Amyloid deposition (amyloidosis) is a systemic disease that is rare in B6C3F1, BALB/c, and C3H/HeJ mice and in rats but is common in CD-1, A, Swiss Webster, SJL, and C57BL/6 mice. In B6C3F1 mice, vascular deposits can be limited to a single tissue (e.g., jejunum, pancreas, testis). Amyloid appears as an amorphous, eosinophilic, extracellular substance that expands the tunica media and tunica adventitia of small to midsize arteries and, less frequently, veins. Congo red stains amyloid orange to orange-red and under polarized light imparts a light green, so-called apple green fluorescence.

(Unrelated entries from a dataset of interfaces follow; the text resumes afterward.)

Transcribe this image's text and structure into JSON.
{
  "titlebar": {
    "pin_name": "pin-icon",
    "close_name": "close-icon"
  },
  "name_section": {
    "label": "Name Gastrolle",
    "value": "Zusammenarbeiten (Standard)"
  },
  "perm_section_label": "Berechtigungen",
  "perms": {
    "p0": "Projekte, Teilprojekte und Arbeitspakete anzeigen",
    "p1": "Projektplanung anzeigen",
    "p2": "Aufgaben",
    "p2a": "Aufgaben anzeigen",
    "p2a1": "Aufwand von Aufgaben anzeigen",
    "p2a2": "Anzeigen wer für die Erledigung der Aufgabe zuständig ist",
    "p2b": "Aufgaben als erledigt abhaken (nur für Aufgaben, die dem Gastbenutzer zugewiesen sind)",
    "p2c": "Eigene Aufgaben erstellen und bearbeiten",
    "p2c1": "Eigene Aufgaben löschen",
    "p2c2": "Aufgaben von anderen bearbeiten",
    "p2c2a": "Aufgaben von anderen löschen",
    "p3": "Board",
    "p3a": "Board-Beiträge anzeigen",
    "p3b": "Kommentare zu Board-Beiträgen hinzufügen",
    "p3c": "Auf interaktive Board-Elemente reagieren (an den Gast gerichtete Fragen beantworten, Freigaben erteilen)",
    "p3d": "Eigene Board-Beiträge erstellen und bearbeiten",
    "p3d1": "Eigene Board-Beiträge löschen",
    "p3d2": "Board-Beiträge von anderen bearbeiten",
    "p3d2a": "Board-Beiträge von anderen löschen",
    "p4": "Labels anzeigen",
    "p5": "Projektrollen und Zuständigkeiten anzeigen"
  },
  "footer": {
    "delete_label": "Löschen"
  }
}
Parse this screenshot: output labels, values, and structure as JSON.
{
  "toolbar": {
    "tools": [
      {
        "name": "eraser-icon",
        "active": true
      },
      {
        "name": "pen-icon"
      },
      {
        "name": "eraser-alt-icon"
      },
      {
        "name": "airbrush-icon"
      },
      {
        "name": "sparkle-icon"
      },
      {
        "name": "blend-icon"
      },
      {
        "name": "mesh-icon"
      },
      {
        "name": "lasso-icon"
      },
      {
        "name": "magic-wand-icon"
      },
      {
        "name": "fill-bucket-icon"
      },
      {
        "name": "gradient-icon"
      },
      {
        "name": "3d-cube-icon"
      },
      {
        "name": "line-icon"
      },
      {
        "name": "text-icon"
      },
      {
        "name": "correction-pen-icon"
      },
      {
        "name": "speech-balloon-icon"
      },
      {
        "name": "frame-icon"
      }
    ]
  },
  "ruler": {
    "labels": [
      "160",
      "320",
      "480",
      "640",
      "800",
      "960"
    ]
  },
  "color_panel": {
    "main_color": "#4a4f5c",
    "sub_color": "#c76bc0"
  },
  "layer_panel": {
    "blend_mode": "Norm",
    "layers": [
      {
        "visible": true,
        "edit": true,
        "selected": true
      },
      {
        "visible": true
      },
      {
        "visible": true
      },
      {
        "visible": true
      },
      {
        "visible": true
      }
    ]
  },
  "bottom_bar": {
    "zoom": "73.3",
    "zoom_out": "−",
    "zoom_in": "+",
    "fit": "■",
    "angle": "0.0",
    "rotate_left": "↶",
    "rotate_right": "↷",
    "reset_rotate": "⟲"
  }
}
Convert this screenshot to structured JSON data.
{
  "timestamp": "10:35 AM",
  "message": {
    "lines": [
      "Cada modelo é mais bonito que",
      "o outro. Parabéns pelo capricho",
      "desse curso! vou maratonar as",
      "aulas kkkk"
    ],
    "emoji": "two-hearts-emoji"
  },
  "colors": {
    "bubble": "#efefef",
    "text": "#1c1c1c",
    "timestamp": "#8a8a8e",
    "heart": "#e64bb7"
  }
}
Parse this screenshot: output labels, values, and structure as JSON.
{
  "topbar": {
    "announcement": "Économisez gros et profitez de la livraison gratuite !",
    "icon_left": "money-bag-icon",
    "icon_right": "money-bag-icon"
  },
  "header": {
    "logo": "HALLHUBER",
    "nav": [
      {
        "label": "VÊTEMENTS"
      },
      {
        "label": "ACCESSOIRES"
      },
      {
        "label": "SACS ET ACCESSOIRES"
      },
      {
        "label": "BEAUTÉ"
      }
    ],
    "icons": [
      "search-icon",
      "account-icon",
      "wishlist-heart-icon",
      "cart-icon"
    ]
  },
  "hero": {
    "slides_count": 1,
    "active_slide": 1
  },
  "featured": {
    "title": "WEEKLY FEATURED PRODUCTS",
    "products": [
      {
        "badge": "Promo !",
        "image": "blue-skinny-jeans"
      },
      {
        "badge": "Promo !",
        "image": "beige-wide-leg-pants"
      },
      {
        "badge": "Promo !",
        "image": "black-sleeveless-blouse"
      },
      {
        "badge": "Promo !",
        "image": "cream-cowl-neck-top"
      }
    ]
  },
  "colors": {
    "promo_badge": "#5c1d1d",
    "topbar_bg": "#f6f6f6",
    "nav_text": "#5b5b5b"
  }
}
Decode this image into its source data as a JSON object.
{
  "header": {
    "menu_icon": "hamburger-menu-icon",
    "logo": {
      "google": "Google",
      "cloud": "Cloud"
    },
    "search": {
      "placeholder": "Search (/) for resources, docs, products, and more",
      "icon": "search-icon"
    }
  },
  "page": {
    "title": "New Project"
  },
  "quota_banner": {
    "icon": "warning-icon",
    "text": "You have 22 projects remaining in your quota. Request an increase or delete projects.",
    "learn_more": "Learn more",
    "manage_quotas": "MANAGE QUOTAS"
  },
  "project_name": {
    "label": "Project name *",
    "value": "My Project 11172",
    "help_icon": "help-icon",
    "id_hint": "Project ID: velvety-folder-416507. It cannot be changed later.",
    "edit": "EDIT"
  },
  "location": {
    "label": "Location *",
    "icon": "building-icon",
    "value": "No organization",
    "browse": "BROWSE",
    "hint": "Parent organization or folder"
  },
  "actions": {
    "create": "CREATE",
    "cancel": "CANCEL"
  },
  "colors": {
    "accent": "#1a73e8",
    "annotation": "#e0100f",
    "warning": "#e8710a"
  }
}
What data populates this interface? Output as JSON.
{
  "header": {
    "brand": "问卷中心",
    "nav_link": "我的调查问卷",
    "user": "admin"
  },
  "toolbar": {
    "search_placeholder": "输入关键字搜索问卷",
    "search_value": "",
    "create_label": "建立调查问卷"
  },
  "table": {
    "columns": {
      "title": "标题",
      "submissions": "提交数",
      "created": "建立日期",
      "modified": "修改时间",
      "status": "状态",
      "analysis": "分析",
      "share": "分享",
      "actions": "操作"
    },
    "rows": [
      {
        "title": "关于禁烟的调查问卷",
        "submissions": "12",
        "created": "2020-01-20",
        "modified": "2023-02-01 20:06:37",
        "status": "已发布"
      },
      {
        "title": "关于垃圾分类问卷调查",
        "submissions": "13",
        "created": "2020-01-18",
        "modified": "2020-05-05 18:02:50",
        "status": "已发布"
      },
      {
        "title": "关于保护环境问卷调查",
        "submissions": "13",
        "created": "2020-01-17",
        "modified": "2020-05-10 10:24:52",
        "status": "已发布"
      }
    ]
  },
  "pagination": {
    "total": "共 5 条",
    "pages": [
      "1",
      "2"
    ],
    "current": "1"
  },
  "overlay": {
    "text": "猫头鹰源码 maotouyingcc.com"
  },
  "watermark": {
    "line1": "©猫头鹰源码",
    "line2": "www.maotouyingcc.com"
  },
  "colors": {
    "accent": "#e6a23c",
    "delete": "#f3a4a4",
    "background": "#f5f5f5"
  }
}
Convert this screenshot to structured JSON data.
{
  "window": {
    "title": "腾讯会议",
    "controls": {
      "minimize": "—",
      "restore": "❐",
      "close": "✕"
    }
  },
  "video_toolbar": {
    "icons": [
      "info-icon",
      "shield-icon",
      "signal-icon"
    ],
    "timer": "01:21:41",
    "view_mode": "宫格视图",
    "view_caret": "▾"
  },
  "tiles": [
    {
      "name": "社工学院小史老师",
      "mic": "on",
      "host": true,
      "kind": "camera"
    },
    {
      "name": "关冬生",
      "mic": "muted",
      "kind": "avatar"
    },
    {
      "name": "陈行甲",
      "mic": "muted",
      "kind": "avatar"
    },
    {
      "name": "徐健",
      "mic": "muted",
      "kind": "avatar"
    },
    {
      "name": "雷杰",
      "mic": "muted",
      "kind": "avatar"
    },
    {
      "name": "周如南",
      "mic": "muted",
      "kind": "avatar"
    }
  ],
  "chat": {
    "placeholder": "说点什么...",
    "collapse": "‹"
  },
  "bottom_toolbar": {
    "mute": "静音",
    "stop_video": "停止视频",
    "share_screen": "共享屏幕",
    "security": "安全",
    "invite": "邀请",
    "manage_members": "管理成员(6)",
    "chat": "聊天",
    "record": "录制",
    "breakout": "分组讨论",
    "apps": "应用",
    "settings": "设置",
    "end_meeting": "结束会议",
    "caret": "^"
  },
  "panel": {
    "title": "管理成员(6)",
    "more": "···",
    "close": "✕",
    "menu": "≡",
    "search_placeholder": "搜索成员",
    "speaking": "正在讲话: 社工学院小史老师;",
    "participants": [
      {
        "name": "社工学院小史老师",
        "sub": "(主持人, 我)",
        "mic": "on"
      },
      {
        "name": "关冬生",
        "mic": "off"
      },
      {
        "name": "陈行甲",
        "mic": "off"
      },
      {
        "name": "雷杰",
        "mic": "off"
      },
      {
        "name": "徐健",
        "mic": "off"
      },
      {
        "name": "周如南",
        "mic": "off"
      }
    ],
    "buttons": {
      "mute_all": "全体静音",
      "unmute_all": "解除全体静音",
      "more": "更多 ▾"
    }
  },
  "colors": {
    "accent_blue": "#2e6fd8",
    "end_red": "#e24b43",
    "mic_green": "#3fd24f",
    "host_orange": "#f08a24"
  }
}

Deposition of amyloid damages the tunica media and adventitia of affected vessels, resulting in stenosis of the vascular lumen and fragmentation of the internal elastic lamina. These changes may result in fibrinoid necrosis and microaneurysm formation, predisposing to hemorrhage and infarction.

recommendation:

Amyloid should be recorded and graded based on the extent of deposition. Amyloid should be recorded in the organ affected; the type of blood vessel affected should be specified as a site modifier (artery or vein). If the type of blood vessel cannot be determined, the site modifier "blood vessel" may be used. Amyloid in protocol-required blood great vessels, such as aorta, should be recorded with the blood vessel as the site (e.g., Aorta - Amyloid).

references:

Elwell MR, Mahler JF. 1999. Heart, blood vessels, and lymphatic vessels. In: Pathology of the Mouse: Reference and Atlas (Maronpot RR, Boorman GA, Gaul BW, eds). Cache River Press, Vienna, IL, 361-380.

Kluve-Beckerman B. 2005. High-density lipoprotein amyloid proteins. In: Amyloid Proteins: The Beta Sheet Conformation and Disease (Sipe JD, ed). Wiley-VCH Verlag, Weinheim, Germany, 589-623.

Maita K, Hirano M, Harada T, Mitsumori K, Yoshida A, Takahashi K, Nakashima N, Kitazawa T, Enomoto A, Inui K, Shirasu Y. 1988. Mortality, major cause of moribundity, and spontaneous tumors in CD-1 mice. Toxicol Pathol 16:340-349.
Abstract: https://www.ncbi.nlm.nih.gov/pubmed/3194656

Woldemeskel M. 2012. A concise review of amyloidosis in animals. Vet Med Int 2012:427296.
Full Text: https://www.hindawi.com/journals/vmi/2012/427296/